(Source records)

· · ·

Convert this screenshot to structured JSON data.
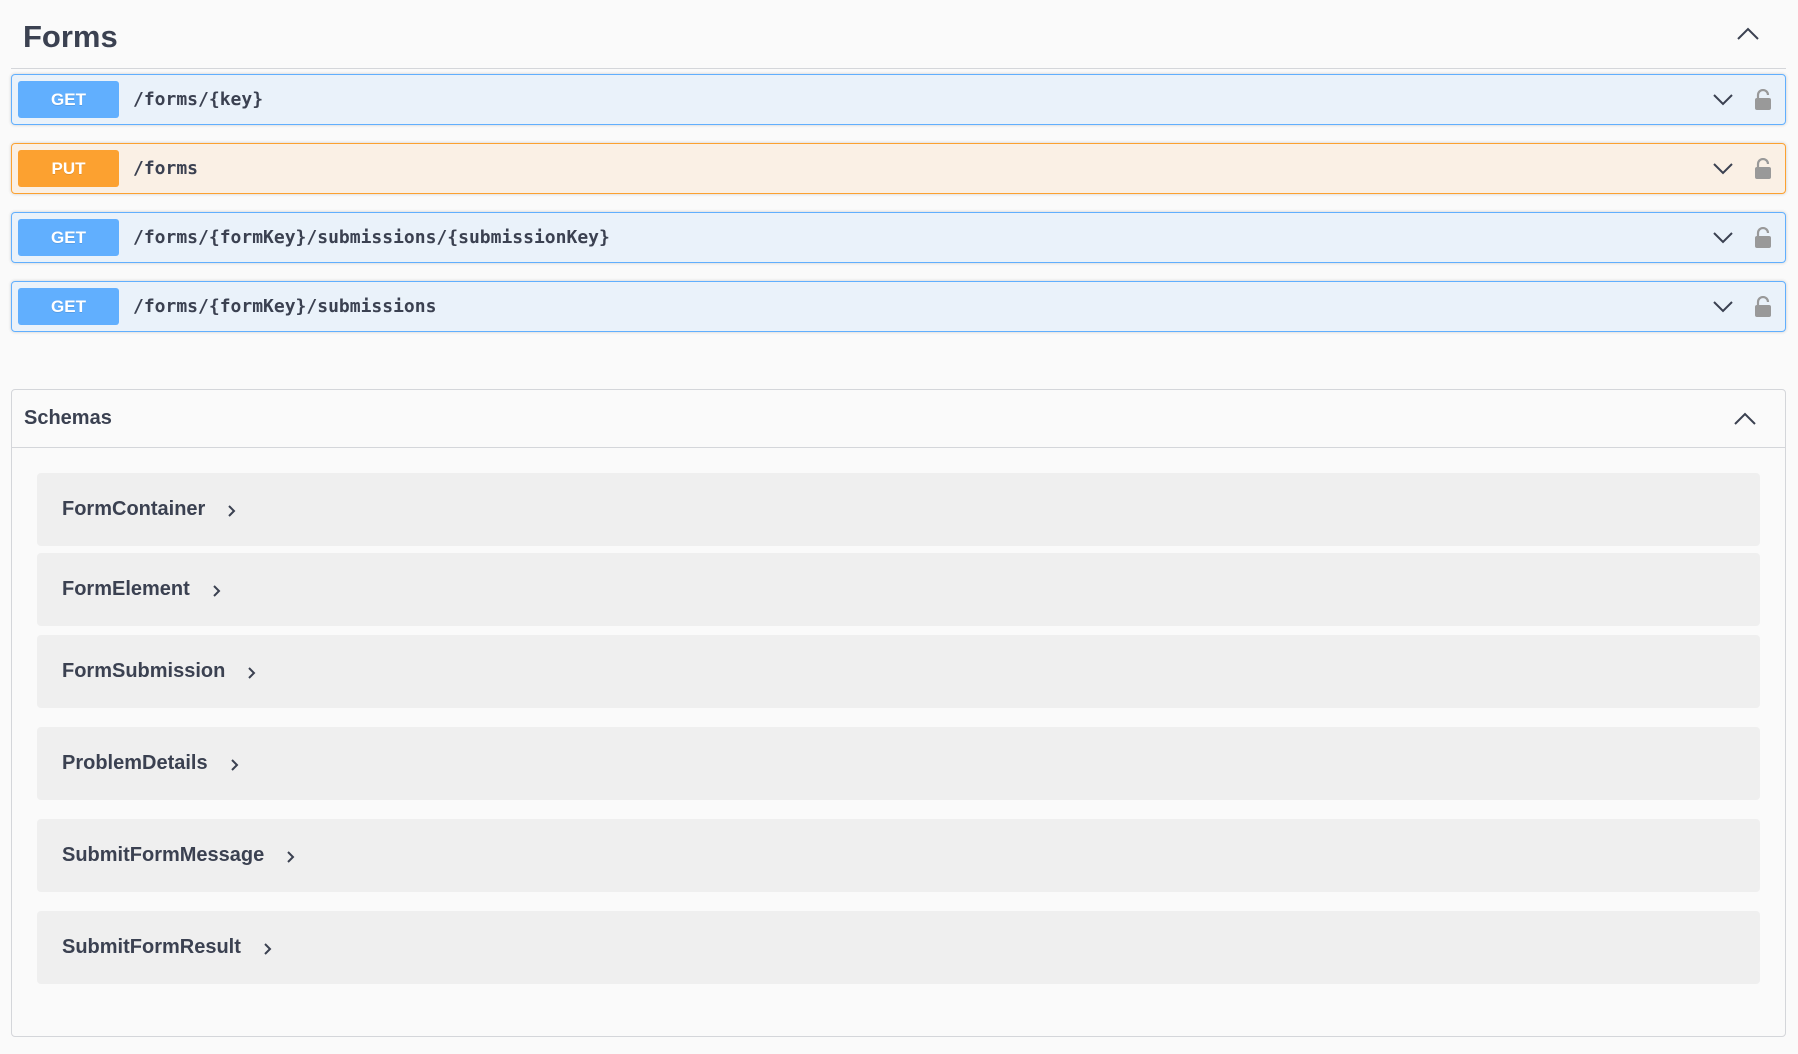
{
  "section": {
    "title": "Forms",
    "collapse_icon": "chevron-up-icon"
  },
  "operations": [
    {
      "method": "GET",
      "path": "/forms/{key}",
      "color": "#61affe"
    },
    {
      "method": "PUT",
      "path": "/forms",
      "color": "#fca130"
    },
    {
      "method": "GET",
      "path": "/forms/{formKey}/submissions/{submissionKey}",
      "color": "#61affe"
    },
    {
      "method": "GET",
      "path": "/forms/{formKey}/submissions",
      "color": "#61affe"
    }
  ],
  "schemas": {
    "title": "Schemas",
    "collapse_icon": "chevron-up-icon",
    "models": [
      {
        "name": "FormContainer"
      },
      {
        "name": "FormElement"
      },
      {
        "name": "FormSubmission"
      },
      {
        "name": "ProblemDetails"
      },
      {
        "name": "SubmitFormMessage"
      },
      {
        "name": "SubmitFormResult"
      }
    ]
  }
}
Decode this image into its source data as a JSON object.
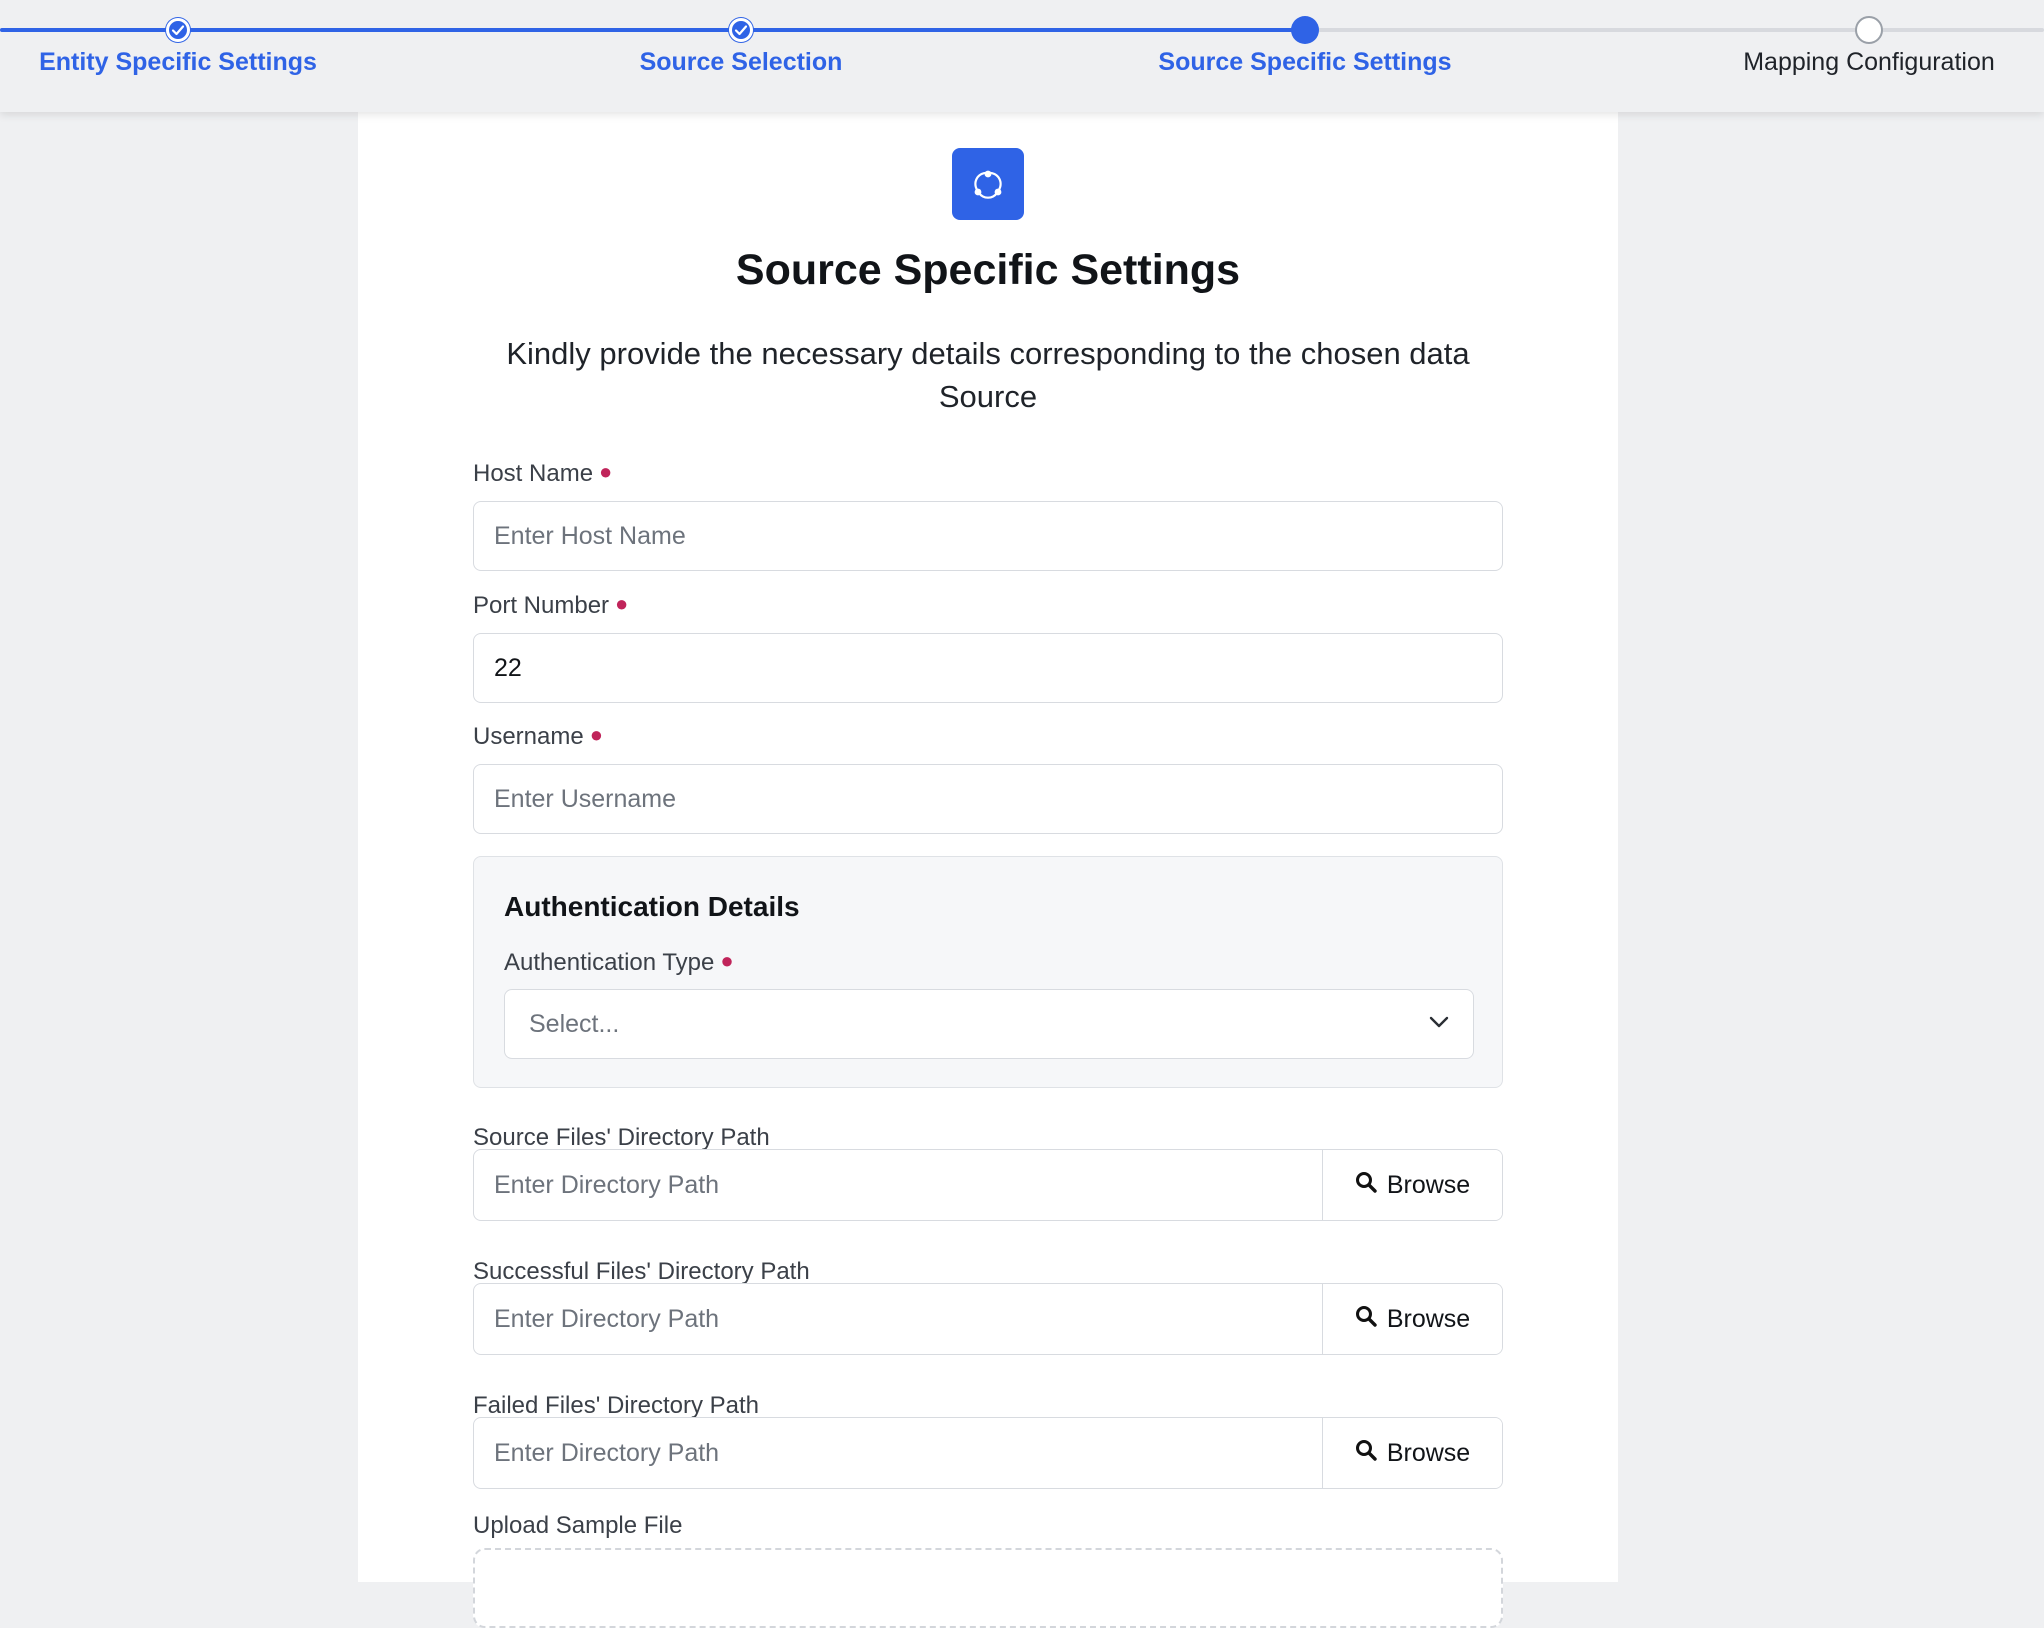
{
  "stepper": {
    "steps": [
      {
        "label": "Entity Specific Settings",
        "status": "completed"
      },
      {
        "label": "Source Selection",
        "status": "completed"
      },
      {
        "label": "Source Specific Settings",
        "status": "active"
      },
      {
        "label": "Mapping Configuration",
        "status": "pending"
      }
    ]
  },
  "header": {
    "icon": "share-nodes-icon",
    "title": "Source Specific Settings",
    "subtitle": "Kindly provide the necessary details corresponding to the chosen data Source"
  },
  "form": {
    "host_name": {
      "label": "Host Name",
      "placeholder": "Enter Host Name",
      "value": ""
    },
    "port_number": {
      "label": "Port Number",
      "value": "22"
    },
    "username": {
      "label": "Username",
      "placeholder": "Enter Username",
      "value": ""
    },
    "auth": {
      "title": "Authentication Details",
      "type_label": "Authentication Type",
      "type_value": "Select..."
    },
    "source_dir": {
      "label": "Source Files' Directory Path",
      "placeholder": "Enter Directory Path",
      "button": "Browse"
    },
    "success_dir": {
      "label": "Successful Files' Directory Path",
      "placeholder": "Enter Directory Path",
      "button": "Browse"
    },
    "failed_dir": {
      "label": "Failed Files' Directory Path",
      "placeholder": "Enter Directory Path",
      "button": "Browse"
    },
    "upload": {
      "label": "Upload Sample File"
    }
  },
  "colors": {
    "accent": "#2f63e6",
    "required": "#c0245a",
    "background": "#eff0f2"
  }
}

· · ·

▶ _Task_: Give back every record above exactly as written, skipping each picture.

▶ _Exercise solution_:
Convert this screenshot to structured JSON data.
{
  "section": {
    "title": "Forms",
    "collapse_icon": "chevron-up-icon"
  },
  "operations": [
    {
      "method": "GET",
      "path": "/forms/{key}",
      "color": "#61affe"
    },
    {
      "method": "PUT",
      "path": "/forms",
      "color": "#fca130"
    },
    {
      "method": "GET",
      "path": "/forms/{formKey}/submissions/{submissionKey}",
      "color": "#61affe"
    },
    {
      "method": "GET",
      "path": "/forms/{formKey}/submissions",
      "color": "#61affe"
    }
  ],
  "schemas": {
    "title": "Schemas",
    "collapse_icon": "chevron-up-icon",
    "models": [
      {
        "name": "FormContainer"
      },
      {
        "name": "FormElement"
      },
      {
        "name": "FormSubmission"
      },
      {
        "name": "ProblemDetails"
      },
      {
        "name": "SubmitFormMessage"
      },
      {
        "name": "SubmitFormResult"
      }
    ]
  }
}
Decode this image into its source data as a JSON object.
{
  "stepper": {
    "steps": [
      {
        "label": "Entity Specific Settings",
        "status": "completed"
      },
      {
        "label": "Source Selection",
        "status": "completed"
      },
      {
        "label": "Source Specific Settings",
        "status": "active"
      },
      {
        "label": "Mapping Configuration",
        "status": "pending"
      }
    ]
  },
  "header": {
    "icon": "share-nodes-icon",
    "title": "Source Specific Settings",
    "subtitle": "Kindly provide the necessary details corresponding to the chosen data Source"
  },
  "form": {
    "host_name": {
      "label": "Host Name",
      "placeholder": "Enter Host Name",
      "value": ""
    },
    "port_number": {
      "label": "Port Number",
      "value": "22"
    },
    "username": {
      "label": "Username",
      "placeholder": "Enter Username",
      "value": ""
    },
    "auth": {
      "title": "Authentication Details",
      "type_label": "Authentication Type",
      "type_value": "Select..."
    },
    "source_dir": {
      "label": "Source Files' Directory Path",
      "placeholder": "Enter Directory Path",
      "button": "Browse"
    },
    "success_dir": {
      "label": "Successful Files' Directory Path",
      "placeholder": "Enter Directory Path",
      "button": "Browse"
    },
    "failed_dir": {
      "label": "Failed Files' Directory Path",
      "placeholder": "Enter Directory Path",
      "button": "Browse"
    },
    "upload": {
      "label": "Upload Sample File"
    }
  },
  "colors": {
    "accent": "#2f63e6",
    "required": "#c0245a",
    "background": "#eff0f2"
  }
}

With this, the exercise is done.